Before the world was the Word. And the Word was with God. And the Word was God. That Word is Jesus.
In Jesus’ name: Stop me if this doesn’t make sense.
The God of Abraham, Isaac and Jacob is the one true God. From their lineage, a descendant of King David named Jesus reinforced this message in words and deeds. This man was and is the anointed one – that is to say he is the Godly-appointed Messiah for man.
With time, be it gradually and inadvertently or knowingly and flagrantly, man deviates from this message. And when man deviates from the Word of God, death and destruction follow. The Israelites of the Bible were a living testament to that.
And nothing has changed: for Israel or for the world at large.
The message is clear and simple. It is plain as day. It is not difficult or dreary.
Just accept the Word. Just accept Jesus as your Messiah.
And that’s it. It’s not complicated.
Now go ye forth and walk in that Word.
In Jesus’ name.

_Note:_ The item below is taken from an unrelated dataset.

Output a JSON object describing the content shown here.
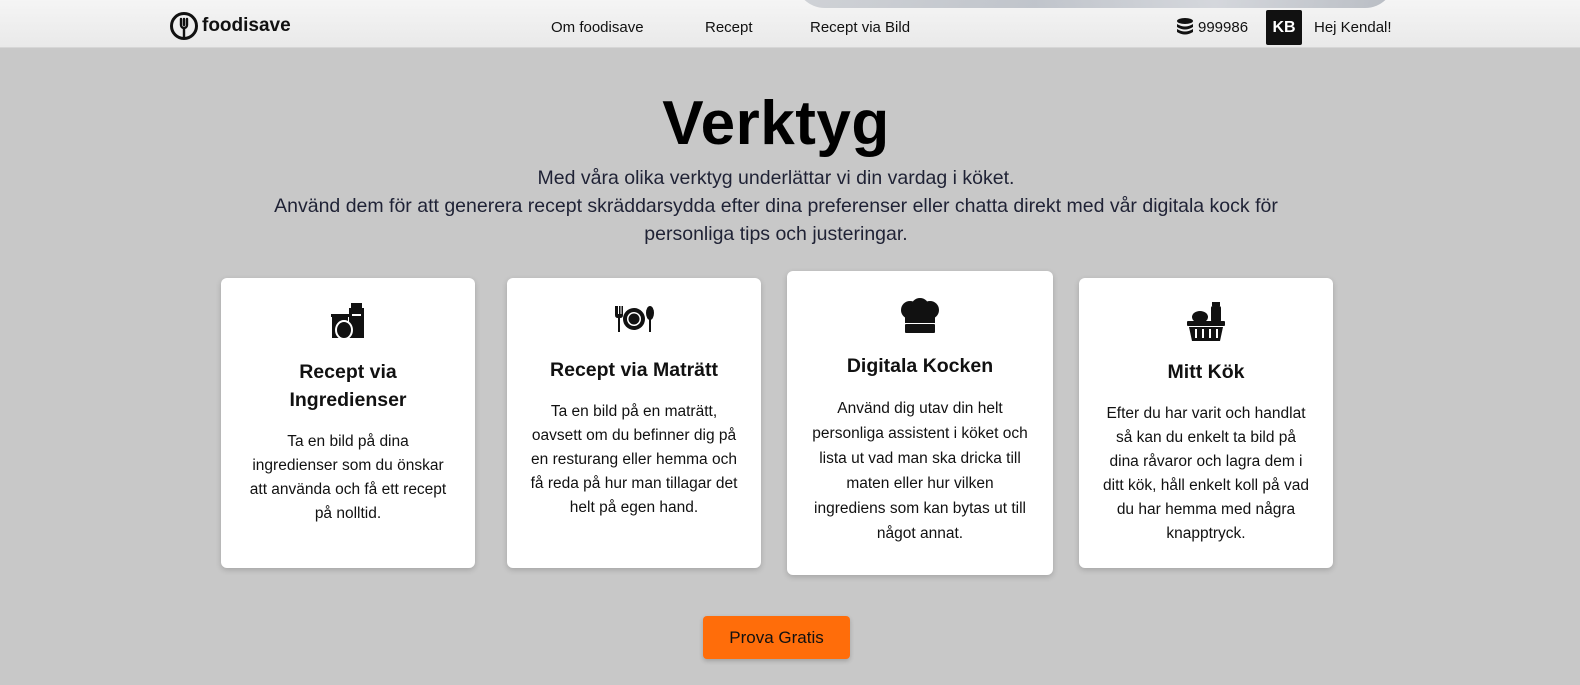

There are not that many choices, or paths, in life. Actually, there are two only. Everything we do is either of the Word, or of the world. Everything.
That means we have a choice with every thought, action, and with every deed. Will it be Christ-centred and manifestly praise The Lord, or will it be world derived and be a step away from The Lord into the realm of idol worship?
The most important question then is always: What is our next step going to be?
It was with this mind that I tell of this lady I saw today:
She has advanced-stage cervical cancer.
She is 40 years old.
She will be lucky to see Christmas.
And then I thought about that. As I thought about her, I thought about Christmas and what it represents.
No. I don’t mean the holiday and gifts. But equally, neither am I talking about what we think it represents — namely the birth of our Lord. For plainly, Christmas is neither of these.
Rather, consider the utterly pagan and filthy, alcohol-fuelled binge of sexual gratification, rape, sacrifice and murder of its Saturnalia origins, imported by the 4th century church in a gratuitous attempt at converting and gaining large numbers of followers.
The precursor to our modern carolling, apparently, was the singing naked in the streets during the week of Saturnalia (17-25 December).